## Exercise prompt
Copy every line that holds the string "selection" from the data below.
....................
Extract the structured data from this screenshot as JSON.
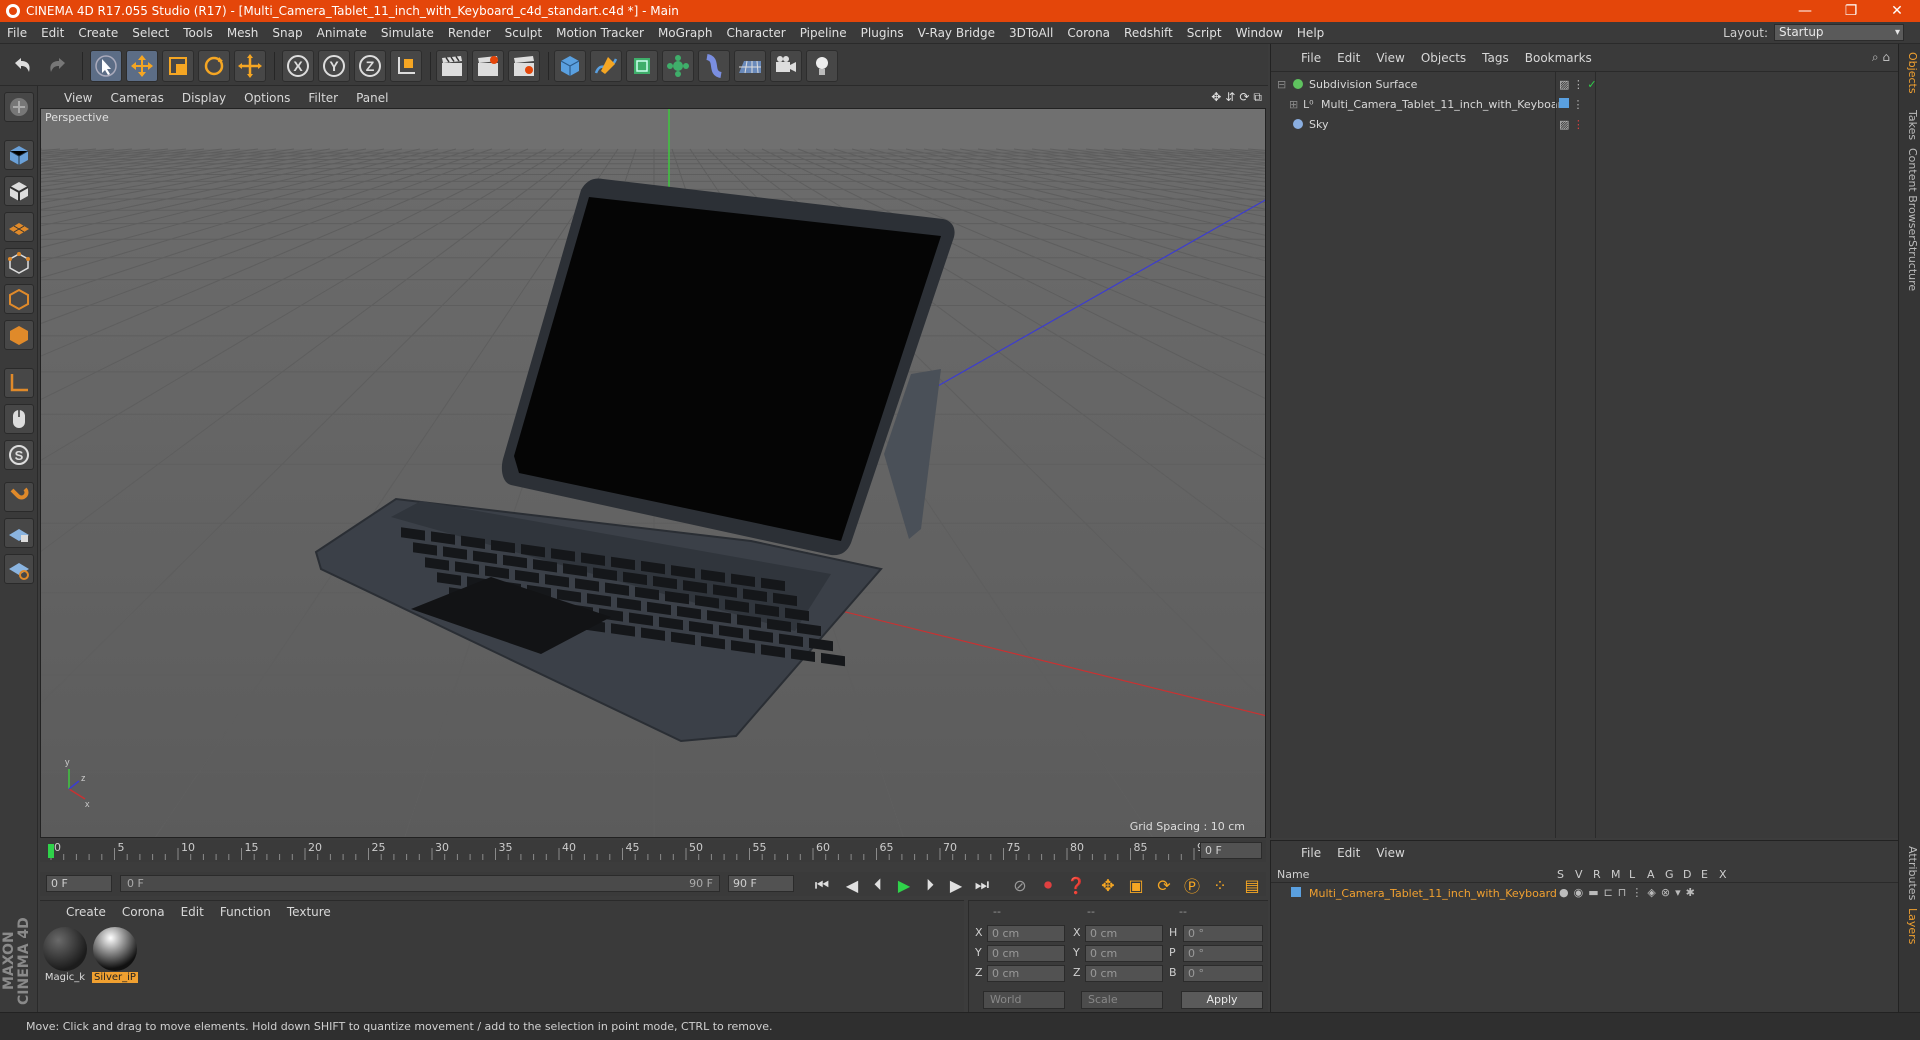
{
  "window": {
    "title": "CINEMA 4D R17.055 Studio (R17) - [Multi_Camera_Tablet_11_inch_with_Keyboard_c4d_standart.c4d *] - Main",
    "controls": [
      "—",
      "❐",
      "✕"
    ]
  },
  "menubar": {
    "items": [
      "File",
      "Edit",
      "Create",
      "Select",
      "Tools",
      "Mesh",
      "Snap",
      "Animate",
      "Simulate",
      "Render",
      "Sculpt",
      "Motion Tracker",
      "MoGraph",
      "Character",
      "Pipeline",
      "Plugins",
      "V-Ray Bridge",
      "3DToAll",
      "Corona",
      "Redshift",
      "Script",
      "Window",
      "Help"
    ],
    "layout_label": "Layout:",
    "layout_value": "Startup"
  },
  "viewport": {
    "menu": [
      "View",
      "Cameras",
      "Display",
      "Options",
      "Filter",
      "Panel"
    ],
    "camera_label": "Perspective",
    "grid_spacing": "Grid Spacing : 10 cm",
    "nav_icons": [
      "move-view-icon",
      "dolly-icon",
      "rotate-view-icon",
      "maximize-icon"
    ]
  },
  "timeline": {
    "ticks": [
      "0",
      "5",
      "10",
      "15",
      "20",
      "25",
      "30",
      "35",
      "40",
      "45",
      "50",
      "55",
      "60",
      "65",
      "70",
      "75",
      "80",
      "85",
      "90"
    ],
    "current_frame": "0 F",
    "start_field": "0 F",
    "range_start": "0 F",
    "range_end": "90 F",
    "end_field": "90 F"
  },
  "materials": {
    "menu": [
      "Create",
      "Corona",
      "Edit",
      "Function",
      "Texture"
    ],
    "items": [
      {
        "label": "Magic_k",
        "selected": false
      },
      {
        "label": "Silver_iP",
        "selected": true
      }
    ]
  },
  "coords": {
    "headers": [
      "--",
      "--",
      "--"
    ],
    "rows": [
      {
        "a": "X",
        "av": "0 cm",
        "b": "X",
        "bv": "0 cm",
        "c": "H",
        "cv": "0 °"
      },
      {
        "a": "Y",
        "av": "0 cm",
        "b": "Y",
        "bv": "0 cm",
        "c": "P",
        "cv": "0 °"
      },
      {
        "a": "Z",
        "av": "0 cm",
        "b": "Z",
        "bv": "0 cm",
        "c": "B",
        "cv": "0 °"
      }
    ],
    "space": "World",
    "mode": "Scale",
    "apply_label": "Apply"
  },
  "objects": {
    "menu": [
      "File",
      "Edit",
      "View",
      "Objects",
      "Tags",
      "Bookmarks"
    ],
    "items": [
      {
        "name": "Subdivision Surface",
        "icon": "subdivision-icon",
        "color": "#5fc25f"
      },
      {
        "name": "Multi_Camera_Tablet_11_inch_with_Keyboard",
        "icon": "null-object-icon",
        "color": "#cfcfcf"
      },
      {
        "name": "Sky",
        "icon": "sky-icon",
        "color": "#8aaee0"
      }
    ]
  },
  "layers": {
    "menu": [
      "File",
      "Edit",
      "View"
    ],
    "header_name": "Name",
    "columns": [
      "S",
      "V",
      "R",
      "M",
      "L",
      "A",
      "G",
      "D",
      "E",
      "X"
    ],
    "row_name": "Multi_Camera_Tablet_11_inch_with_Keyboard",
    "row_color": "#f0a030"
  },
  "right_tabs": [
    "Objects",
    "Takes",
    "Content Browser",
    "Structure"
  ],
  "right_tabs_lower": [
    "Attributes",
    "Layers"
  ],
  "status": "Move: Click and drag to move elements. Hold down SHIFT to quantize movement / add to the selection in point mode, CTRL to remove.",
  "brand": "MAXON CINEMA 4D",
  "colors": {
    "accent": "#e4460a",
    "selection": "#f0a030",
    "x_axis": "#c83232",
    "y_axis": "#3ec83e",
    "z_axis": "#3c3cd0"
  }
}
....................
## Task output
  "status": "Move: Click and drag to move elements. Hold down SHIFT to quantize movement / add to the selection in point mode, CTRL to remove.",
    "selection": "#f0a030",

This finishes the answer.